Thiman was born in Ashford, Kent. Largely self-taught, he was awarded an FRCO in 1921, and a DMus in 1928. From 1930 he was Professor of Harmony at the Royal Academy of Music and later, from 1956 to 1962, was Dean of the Faculty of Music at the University of London. From 1958, having moved from Park Chapel (a Congregational Church in Crouch End, later to join with Ferme Park Baptist Church to form a Union Church in the same district. He was organist of the City Temple in London, a Congregational Church. He was a keen advocate of amateur music-making and in the 1960s was the conductor and Musical Director of the Purley Choral Society, performing his 'Spring Garland' in 1964. The choir changed its name to The Chandos Choir in 1969, they performed his 'Go, Lovely Rose' in 2012. He wrote much educational music for piano and other instruments, as well as music for church choirs, some of which is still performed. He is best remembered for his short passion cantata, "The Last Supper" (1930) which sets texts from the gospels of Matthew and John and hymns by St Thomas Aquinas, Charles Wesley and Johann Franck.

Thiman's list of published works numbers about 1,300.[citation needed] These include a large number of partsongs (many for SS or SSA and piano, but also many for SATB) and many anthems and carols. Most of his church music was written for the non-conformist churches, but he also wrote anthems and canticles for Church of England Choirs.

He composed some lighter songs under the name Eric Harding (Harding being his middle name), one of which was published when he was only fifteen.[citation needed]

He was conductor of the Elysian Concert Society that performed at Hornsey Town Hall, The City Temple and other venues in London, and died in 1975.[citation needed]

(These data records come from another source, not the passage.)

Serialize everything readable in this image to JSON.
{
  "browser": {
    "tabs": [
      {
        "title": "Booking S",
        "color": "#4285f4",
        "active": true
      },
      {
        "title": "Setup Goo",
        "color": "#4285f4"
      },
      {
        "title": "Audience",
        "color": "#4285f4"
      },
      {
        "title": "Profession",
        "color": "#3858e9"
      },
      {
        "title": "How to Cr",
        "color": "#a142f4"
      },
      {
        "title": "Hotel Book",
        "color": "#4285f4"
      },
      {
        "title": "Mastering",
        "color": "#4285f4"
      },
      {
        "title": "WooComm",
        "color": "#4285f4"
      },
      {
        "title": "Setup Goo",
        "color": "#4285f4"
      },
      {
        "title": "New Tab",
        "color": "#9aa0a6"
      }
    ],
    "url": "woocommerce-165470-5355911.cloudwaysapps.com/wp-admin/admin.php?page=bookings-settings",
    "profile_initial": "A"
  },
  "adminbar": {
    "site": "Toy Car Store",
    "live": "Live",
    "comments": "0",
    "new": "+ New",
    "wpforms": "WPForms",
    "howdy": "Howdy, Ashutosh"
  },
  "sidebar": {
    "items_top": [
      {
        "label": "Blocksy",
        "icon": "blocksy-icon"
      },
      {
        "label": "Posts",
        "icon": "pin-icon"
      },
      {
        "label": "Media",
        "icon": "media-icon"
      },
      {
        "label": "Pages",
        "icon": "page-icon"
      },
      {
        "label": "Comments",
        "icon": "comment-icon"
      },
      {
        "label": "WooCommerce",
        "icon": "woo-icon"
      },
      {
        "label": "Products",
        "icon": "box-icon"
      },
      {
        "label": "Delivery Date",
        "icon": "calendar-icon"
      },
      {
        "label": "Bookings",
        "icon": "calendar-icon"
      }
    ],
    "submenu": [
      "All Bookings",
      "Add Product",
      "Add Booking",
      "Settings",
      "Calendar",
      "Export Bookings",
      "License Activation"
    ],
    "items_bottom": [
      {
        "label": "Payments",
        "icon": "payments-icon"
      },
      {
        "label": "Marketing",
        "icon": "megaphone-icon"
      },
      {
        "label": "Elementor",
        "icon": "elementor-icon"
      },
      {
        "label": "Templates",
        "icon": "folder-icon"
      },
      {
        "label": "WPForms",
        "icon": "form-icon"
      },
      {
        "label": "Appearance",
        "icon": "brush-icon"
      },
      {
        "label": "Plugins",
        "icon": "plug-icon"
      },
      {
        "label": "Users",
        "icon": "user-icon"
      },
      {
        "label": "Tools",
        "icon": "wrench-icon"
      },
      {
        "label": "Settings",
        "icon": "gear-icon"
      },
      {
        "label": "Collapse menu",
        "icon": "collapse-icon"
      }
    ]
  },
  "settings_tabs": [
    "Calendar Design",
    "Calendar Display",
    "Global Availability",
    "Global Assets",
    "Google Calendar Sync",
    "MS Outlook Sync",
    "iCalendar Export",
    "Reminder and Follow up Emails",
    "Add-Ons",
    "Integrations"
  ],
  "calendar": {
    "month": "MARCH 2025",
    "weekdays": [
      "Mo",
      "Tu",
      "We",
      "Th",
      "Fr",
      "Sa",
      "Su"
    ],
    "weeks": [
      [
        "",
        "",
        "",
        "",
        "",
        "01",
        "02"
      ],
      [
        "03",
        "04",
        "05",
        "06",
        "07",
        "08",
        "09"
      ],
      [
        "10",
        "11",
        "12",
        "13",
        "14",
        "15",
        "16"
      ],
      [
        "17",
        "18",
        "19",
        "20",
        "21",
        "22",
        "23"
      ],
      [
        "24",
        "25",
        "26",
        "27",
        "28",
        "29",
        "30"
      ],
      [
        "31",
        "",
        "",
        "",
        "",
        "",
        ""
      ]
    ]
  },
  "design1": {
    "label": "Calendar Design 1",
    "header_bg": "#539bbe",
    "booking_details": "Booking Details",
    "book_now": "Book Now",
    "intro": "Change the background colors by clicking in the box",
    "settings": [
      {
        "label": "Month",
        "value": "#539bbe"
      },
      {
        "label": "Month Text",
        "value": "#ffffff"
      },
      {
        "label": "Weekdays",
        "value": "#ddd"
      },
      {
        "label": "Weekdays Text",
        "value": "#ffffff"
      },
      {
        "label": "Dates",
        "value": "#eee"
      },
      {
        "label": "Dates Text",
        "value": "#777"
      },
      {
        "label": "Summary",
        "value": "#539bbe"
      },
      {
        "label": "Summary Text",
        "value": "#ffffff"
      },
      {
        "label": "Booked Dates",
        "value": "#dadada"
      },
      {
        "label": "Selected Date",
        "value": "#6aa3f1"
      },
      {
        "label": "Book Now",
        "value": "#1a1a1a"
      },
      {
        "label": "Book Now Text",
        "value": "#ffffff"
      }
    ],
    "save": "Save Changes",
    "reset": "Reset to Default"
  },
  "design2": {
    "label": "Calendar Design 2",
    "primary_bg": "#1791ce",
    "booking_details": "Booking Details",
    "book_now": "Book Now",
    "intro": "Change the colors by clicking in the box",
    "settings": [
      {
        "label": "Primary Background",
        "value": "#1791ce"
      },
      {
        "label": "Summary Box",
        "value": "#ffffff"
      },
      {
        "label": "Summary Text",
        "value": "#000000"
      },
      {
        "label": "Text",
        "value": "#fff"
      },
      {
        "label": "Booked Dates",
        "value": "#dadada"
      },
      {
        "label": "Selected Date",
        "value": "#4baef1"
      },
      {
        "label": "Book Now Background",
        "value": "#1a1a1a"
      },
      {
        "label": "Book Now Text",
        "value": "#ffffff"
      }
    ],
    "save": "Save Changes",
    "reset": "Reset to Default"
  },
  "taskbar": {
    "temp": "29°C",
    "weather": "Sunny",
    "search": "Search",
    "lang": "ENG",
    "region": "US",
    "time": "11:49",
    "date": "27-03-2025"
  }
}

An archive of his music, The Eric Thiman Collection, was set up in 2014 in the choir library of Southwell Minster.